Archive for November, 2018

We are society’s hands

16/11/18

(Commemoration of the Fortieth Anniversary of the United Nations by United Nations Photo on flickr)

There’s a Thatcher quote I often see out of context, and that bugs me. Here’s the quote:

there is no such thing as society

And here it with more of its context:

I think we have been through a period when too many people have been given to understand that when they have a problem it is government’s job to cope with it. ‘I have a problem, I’ll get a grant. I’m homeless, the government must house me.’ They are casting their problems on society. And, you know, there is no such thing as society. There are individual men and women and there are families. And no governments can do anything except through people, and people must look to themselves first. It is our duty to look after ourselves and then, also, to look after our neighbours. People have got their entitlements too much in mind, without the obligations. There is no such thing as an entitlement, unless someone has first met an obligation.

I am no conservative (bar one election when I voted Green I have always voted Labour) but Thatcher is not saying she doesn’t believe in society, she’s saying that society is the sum of the people in it: if we do not act then society cannot act. Sure, there are other nasty things in the quote that I disagree with …

  1. Why pick on the homeless? My mum often says that the measure of a civilisation is how it treats its least able members. Thatcher clearly didn’t feel, and she should have done.
  2. “People must look to themselves first.” There’s truth in thisyou have to love yourself first before loving others, and you should put your oxygen mask on before helping others—but it could also be a way to excuse self-centred behaviour, especially juxtaposed against her dig at homeless people.
  3. The final part about entitlement and obligation also seems unkind, but there is an odd way we feel more comfortable talking about rights than responsibilities.

The pithy version of this quote is taken to mean that Thatcher believed that society was dead, but what it actually meant was she saw that society only acts when people take responsibility and act. There’s a clearer statement of her view in this quote

In our philosophy the purpose of the life of the individual is not to be the servant of the State and its objectives, but to make the best of his talents and qualities. The sense of being self-reliant, of playing a role within the family, of owning one’s own property, of paying one’s way, are all part of the spiritual ballast which maintains responsible citizenship, and provides the solid foundation from which people look around to see what more they might do, for others and for themselves. That is what we mean by a moral society; not a society where the State is responsible for everything, and no-one is responsible for the State.

(N.B. That begs the question of how we deal with those who have very few talents, either through illness, mental or physical, or through drug addiction etc. That’s where Thatcher and I diverge again.)

The core of Thatcher’s quote, the idea that we are responsible for the actions of the state, reminds me of this religious quote.

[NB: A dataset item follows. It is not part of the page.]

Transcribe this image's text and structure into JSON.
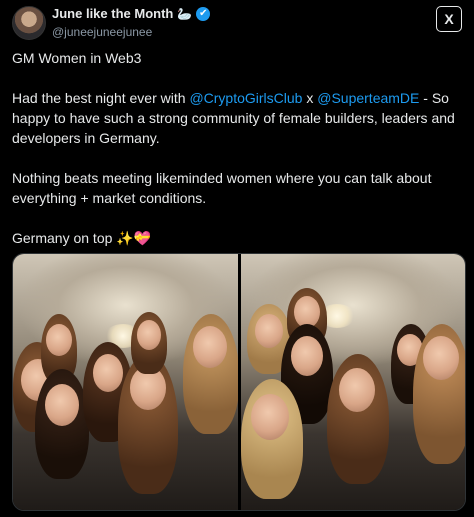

Christ has no body but yours,
No hands, no feet on earth but yours,
Yours are the eyes with which he looks
Compassion on this world,
Yours are the feet with which he walks to do good,
Yours are the hands, with which he blesses all the world.
Yours are the hands, yours are the feet,
Yours are the eyes, you are his body.
Christ has no body now but yours,
No hands, no feet on earth but yours,
Yours are the eyes with which he looks
compassion on this world.
Christ has no body now on earth but yours.

(N.B. It is often attributed to Saint Teresa of Avila (1515-1582), though it’s not by her, as Timothy Phillips explores here.)

It is the same idea: good is achieved through our actions.